The First Witch Trials and the Cat Satan
Because of religious unrest, Henry VIII thought it prudent to enact a law against Witchcraft in 1542 making the act a felony punishable by death. Ironically, even though most regarded cats as evil, the cunning Cardinal Wolsey seemed to have liked cats very much. So much so that he allowed the controversial beasts to sit next to him in his chair while he gave important audiences.
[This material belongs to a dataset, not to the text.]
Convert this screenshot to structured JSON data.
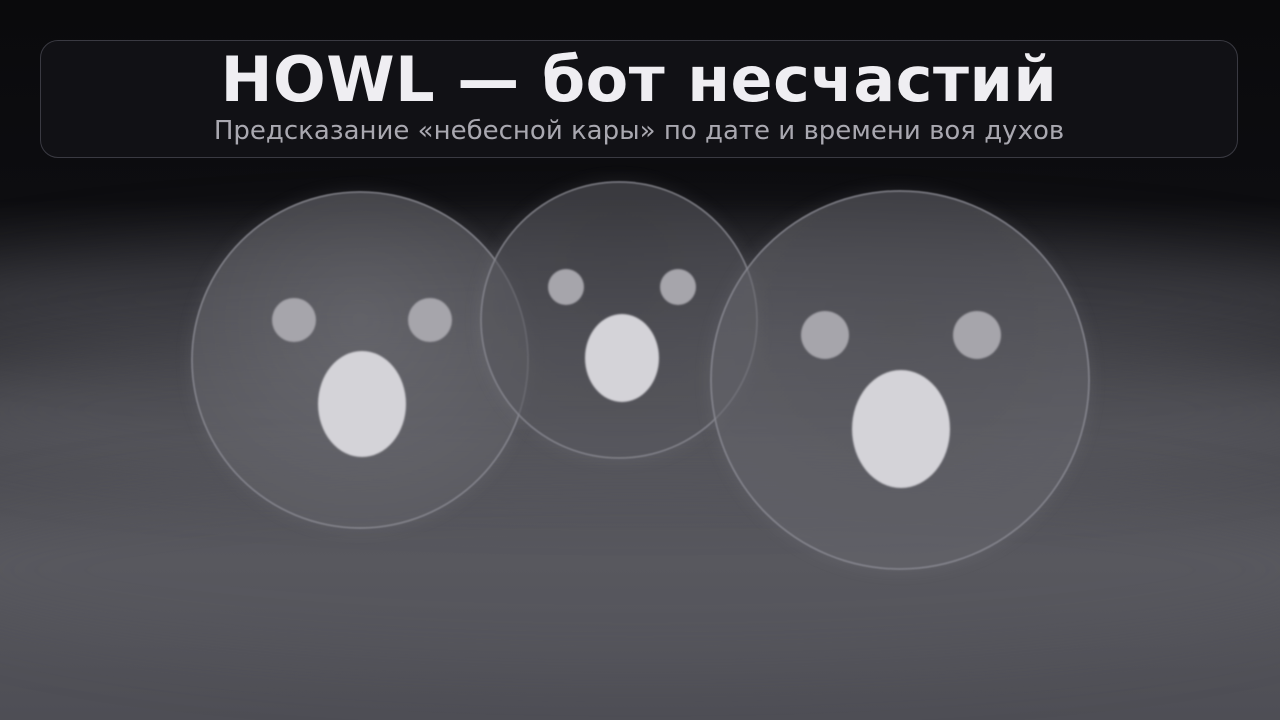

The first of the famous witch trials, referred to as the Chelmsford trials was held in a secular English court in 1556, and involved a cat. The old and frail Elizabeth Francis was accused of and confessed to practicing witchcraft in Chelmsford, Essex. Elizabeth was the descendant of a witch, her grandmother, and had been instructed in the black arts from the age of 12. Her grandmother had also given her a white spotted cat named Satan, who ate bread and milk and occasionally begged for droplets of Elizabeth’s blood as a reward for doing her bidding. At first Elizabeth only desired wealth and asked her cat to give her sheep, which he did. Unfortunately for Elizabeth, these ill gotten sheep soon all died and left her as poor as she had been before. Then she asked her familiar Satan to make Andrew Byles, a rather well-to-do man, marry her. The cat demanded that she let Byles have his way with her first, and after so doing, he refused to marry her. Much angered, she begged the cat to take away all his wealth and kill him, and this Satan did. Again she asked for a husband and the cat granted her a marriage with a not so wealthy man with whom she had a baby girl. Unhappy in her marriage and with her baby daughter, she asked Satan to kill the helpless girl. This was done, and the daughter died at 6 months of age. Next, according to Elizabeth’s wishes, her husband then became lame after the cat was said to have lain in his shoes and turned into a toad.
After keeping Satan for nearly 15 years, she gave him to Agnes Waterhouse, also known as Mother Waterhouse, who was 64 years old at the time. Agnes was the first woman to be executed for witchcraft because she had been accused of causing the death of William Fynne and of also causing the deaths of many of her neighbors’ livestock through the powers of her familiar, Satan, the cat. Agnes was eventually hanged in 1566 as was Elizabeth in 1579. Elizabeth had been continually in and out of jail for almost ten years until she was finally charged with causing the death of Alice Poole through the use of witchcraft in 1578.
Both executions took place after Queen Elizabeth I implemented a new stricter Witchcraft Act in 1563. The Queen, by no means a cat lover, had great numbers of the abused animals stuffed into an effigy of the pope and burned for entertainment at her coronation ceremony.